━━━ Available records

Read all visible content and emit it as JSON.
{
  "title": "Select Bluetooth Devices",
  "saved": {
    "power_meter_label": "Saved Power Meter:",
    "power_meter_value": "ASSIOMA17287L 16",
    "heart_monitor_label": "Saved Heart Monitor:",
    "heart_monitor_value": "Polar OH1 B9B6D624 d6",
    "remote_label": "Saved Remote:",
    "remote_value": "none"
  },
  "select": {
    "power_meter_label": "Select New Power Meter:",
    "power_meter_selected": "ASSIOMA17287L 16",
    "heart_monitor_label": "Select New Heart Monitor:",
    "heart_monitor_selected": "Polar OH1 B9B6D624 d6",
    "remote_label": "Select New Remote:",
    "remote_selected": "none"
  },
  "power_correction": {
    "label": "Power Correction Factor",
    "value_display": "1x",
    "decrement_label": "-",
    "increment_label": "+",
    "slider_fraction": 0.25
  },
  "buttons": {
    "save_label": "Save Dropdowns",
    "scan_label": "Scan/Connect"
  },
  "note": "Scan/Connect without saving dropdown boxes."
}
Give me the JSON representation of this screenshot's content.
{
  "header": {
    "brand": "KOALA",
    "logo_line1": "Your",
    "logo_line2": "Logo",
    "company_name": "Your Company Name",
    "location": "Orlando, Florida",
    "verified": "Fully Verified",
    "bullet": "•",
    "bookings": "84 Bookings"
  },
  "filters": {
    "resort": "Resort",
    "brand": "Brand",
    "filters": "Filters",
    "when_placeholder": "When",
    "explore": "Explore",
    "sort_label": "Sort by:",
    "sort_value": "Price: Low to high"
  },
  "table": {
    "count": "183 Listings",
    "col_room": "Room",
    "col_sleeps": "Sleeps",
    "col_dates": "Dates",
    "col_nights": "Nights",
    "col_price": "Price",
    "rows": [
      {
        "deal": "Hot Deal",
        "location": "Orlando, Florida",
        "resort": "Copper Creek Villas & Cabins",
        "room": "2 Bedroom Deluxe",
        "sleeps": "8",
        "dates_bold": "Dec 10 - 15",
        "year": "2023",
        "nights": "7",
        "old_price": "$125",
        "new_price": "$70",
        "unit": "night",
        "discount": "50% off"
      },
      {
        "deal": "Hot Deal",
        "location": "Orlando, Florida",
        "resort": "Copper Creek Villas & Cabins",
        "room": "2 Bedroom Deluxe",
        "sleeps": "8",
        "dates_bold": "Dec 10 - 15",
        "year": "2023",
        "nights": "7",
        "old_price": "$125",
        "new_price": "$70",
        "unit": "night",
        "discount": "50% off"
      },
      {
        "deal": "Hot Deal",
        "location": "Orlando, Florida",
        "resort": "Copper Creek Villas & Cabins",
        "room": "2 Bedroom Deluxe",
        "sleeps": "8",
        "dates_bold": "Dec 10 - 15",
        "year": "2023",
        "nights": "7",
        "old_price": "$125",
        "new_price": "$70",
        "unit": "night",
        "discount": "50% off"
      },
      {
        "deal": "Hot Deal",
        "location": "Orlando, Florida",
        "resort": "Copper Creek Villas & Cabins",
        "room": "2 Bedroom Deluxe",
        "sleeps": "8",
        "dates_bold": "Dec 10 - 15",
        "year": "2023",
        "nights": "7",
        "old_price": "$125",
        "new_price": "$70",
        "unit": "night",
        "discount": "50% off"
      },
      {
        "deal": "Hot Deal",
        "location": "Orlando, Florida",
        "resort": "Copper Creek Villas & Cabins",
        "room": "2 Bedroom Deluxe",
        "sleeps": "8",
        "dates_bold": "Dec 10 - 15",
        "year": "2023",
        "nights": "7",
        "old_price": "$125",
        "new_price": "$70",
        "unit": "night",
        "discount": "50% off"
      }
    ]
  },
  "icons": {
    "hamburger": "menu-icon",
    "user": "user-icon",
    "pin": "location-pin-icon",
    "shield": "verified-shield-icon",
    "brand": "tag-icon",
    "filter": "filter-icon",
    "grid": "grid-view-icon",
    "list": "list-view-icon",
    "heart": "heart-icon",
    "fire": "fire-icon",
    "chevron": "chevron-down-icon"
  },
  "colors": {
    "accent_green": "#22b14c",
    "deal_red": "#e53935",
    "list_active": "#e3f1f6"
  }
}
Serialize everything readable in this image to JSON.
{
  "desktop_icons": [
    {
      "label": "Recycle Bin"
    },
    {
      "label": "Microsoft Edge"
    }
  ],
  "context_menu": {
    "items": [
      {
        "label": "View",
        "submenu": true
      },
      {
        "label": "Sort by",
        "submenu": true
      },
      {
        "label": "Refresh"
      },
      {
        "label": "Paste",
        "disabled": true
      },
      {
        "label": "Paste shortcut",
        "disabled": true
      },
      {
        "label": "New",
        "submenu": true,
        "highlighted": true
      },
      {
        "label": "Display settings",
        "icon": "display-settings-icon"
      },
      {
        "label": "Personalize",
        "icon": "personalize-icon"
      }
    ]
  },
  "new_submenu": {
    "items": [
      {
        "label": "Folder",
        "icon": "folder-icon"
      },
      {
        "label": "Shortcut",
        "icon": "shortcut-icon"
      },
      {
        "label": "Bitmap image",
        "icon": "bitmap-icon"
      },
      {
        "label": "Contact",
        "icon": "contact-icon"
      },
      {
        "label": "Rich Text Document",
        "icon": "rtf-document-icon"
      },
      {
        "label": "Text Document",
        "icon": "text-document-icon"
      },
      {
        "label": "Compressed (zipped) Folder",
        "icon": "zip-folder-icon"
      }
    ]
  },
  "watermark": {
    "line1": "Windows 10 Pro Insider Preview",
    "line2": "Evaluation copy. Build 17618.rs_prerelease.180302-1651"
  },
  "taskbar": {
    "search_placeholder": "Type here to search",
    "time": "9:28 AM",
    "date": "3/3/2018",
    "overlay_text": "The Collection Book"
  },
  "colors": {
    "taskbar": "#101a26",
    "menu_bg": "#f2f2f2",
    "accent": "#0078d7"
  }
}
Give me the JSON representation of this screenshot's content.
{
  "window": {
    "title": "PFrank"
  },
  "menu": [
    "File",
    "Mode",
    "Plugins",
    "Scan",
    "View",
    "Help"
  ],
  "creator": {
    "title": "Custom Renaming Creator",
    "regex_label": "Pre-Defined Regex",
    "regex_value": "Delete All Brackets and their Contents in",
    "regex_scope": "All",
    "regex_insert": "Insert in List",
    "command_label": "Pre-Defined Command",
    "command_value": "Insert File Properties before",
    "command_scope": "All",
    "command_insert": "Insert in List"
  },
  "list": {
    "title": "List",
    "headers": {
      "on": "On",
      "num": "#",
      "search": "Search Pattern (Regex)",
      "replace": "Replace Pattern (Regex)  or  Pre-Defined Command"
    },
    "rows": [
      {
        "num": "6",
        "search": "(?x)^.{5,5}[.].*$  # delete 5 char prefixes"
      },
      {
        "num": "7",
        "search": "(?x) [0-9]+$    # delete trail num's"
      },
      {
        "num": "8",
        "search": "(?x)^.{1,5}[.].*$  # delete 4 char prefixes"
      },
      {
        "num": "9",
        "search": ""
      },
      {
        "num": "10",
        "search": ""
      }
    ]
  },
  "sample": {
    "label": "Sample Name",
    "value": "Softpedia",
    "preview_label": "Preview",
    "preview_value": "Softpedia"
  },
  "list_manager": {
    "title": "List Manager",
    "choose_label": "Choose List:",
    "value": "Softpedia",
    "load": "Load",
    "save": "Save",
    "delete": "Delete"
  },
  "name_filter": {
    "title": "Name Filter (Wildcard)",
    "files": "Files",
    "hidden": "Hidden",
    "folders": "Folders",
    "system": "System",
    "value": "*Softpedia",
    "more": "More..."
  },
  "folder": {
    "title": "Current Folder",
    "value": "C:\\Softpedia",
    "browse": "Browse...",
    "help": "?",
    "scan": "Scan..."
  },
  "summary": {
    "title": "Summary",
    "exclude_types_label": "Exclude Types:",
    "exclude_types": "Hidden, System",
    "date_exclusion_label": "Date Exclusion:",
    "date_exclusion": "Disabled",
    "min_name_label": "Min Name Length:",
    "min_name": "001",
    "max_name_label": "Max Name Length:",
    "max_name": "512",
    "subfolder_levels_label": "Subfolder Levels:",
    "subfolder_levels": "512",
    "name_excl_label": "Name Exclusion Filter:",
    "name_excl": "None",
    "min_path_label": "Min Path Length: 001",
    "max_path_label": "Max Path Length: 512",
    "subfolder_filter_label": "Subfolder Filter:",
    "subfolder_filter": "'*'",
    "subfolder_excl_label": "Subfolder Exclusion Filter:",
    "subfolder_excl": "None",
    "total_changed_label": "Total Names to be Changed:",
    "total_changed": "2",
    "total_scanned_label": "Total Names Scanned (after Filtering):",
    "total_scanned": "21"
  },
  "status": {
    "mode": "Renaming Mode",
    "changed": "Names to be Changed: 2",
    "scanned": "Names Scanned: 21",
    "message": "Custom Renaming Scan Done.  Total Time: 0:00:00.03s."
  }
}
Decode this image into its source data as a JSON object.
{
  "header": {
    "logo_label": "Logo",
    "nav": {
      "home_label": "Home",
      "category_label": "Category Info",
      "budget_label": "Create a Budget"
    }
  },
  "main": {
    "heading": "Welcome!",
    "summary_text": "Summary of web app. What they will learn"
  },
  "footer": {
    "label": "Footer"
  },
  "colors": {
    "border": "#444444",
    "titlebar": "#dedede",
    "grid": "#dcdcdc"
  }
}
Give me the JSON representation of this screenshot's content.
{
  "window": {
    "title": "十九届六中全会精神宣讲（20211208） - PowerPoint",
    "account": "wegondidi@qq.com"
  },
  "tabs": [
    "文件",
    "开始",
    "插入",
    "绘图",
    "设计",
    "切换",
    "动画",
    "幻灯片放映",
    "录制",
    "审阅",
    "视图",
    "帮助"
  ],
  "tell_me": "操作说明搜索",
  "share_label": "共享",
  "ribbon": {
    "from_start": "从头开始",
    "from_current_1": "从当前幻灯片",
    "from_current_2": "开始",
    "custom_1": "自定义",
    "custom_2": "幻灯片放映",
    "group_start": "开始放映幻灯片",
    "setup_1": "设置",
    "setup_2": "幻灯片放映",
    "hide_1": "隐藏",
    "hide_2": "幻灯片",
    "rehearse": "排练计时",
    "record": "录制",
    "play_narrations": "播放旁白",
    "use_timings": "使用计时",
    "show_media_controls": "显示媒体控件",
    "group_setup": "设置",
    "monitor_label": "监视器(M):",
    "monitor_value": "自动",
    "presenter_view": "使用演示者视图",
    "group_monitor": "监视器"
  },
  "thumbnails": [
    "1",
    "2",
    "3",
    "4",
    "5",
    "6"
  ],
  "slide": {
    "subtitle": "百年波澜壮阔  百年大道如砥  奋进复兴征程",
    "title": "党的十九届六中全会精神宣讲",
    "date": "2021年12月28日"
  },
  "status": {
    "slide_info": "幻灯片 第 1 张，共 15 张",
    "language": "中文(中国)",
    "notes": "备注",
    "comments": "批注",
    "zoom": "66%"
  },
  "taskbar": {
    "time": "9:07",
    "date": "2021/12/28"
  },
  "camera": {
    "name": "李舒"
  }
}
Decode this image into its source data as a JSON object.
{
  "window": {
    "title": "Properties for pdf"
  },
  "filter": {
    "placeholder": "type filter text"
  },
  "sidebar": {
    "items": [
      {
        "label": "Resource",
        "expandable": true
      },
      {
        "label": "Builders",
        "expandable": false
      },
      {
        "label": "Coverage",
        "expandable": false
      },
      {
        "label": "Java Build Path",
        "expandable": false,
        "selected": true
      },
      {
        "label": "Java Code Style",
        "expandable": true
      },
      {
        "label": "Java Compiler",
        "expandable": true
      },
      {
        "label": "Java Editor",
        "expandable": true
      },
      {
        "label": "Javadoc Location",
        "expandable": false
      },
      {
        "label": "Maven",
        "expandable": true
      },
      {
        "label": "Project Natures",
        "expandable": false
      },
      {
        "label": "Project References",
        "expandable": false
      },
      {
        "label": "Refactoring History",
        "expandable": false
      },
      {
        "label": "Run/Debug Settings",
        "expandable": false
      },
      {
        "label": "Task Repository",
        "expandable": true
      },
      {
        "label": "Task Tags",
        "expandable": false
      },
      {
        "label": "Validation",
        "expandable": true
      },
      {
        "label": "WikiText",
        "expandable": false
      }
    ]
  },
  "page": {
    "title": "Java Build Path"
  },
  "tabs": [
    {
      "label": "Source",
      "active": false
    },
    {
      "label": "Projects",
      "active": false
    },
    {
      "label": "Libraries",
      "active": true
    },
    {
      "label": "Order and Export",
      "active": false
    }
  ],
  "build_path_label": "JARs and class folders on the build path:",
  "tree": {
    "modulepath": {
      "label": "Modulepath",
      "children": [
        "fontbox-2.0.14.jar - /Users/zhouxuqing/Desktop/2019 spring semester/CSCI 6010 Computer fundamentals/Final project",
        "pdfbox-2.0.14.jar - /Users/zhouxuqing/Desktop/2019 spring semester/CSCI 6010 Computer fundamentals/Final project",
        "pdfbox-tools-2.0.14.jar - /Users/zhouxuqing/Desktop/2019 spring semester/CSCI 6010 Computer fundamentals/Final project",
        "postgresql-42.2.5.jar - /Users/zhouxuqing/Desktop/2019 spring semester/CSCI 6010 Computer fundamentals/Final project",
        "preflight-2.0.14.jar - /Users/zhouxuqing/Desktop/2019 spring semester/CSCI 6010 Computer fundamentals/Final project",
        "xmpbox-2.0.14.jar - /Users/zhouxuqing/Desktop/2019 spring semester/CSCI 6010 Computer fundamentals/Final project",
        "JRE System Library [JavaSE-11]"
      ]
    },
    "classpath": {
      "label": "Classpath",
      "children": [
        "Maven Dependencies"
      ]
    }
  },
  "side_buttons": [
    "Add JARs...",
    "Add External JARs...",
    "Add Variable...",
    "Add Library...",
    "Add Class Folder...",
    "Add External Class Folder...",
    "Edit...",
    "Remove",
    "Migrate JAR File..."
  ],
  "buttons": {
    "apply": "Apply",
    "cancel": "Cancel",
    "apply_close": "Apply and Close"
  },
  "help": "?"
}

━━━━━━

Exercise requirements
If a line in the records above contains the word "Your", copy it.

Reply
    "logo_line1": "Your",
    "company_name": "Your Company Name",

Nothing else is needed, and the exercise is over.